**INSTRUCTIONS FOR THE TASK:**
Only a number is expected in reply: the number of lines below that include the word "Click".

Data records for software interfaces

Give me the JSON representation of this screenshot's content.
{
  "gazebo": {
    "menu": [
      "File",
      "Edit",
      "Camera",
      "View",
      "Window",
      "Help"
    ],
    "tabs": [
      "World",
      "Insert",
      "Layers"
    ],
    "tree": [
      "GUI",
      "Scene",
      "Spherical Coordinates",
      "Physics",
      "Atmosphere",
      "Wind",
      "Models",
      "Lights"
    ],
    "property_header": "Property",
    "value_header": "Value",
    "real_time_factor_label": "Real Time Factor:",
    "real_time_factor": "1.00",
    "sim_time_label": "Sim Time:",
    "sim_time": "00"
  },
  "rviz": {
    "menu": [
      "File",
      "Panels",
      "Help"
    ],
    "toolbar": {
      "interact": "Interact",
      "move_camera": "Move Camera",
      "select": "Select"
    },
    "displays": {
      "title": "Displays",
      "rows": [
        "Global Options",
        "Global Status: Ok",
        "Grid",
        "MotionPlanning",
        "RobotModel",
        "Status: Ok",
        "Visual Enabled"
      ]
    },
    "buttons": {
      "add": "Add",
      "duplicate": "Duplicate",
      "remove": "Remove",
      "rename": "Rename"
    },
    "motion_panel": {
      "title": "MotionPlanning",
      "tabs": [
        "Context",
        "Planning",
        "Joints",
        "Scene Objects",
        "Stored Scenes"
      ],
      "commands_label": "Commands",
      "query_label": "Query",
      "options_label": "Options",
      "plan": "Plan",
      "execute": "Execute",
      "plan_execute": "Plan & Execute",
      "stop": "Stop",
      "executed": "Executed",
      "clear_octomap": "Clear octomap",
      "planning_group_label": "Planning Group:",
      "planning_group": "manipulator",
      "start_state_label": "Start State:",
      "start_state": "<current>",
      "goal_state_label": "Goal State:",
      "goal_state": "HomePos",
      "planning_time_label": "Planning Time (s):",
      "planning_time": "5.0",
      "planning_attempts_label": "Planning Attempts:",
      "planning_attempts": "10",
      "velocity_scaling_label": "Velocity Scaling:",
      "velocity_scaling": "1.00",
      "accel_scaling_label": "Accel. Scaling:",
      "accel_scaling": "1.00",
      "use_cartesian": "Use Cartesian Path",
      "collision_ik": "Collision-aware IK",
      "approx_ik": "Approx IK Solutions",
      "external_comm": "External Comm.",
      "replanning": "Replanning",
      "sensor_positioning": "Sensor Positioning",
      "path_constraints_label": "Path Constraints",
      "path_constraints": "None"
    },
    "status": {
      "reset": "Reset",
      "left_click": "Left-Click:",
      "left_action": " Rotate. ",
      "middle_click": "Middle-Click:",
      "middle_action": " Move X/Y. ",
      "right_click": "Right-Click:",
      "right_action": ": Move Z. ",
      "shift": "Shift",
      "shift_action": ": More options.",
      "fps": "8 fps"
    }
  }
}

**TASK SOLUTION:**
3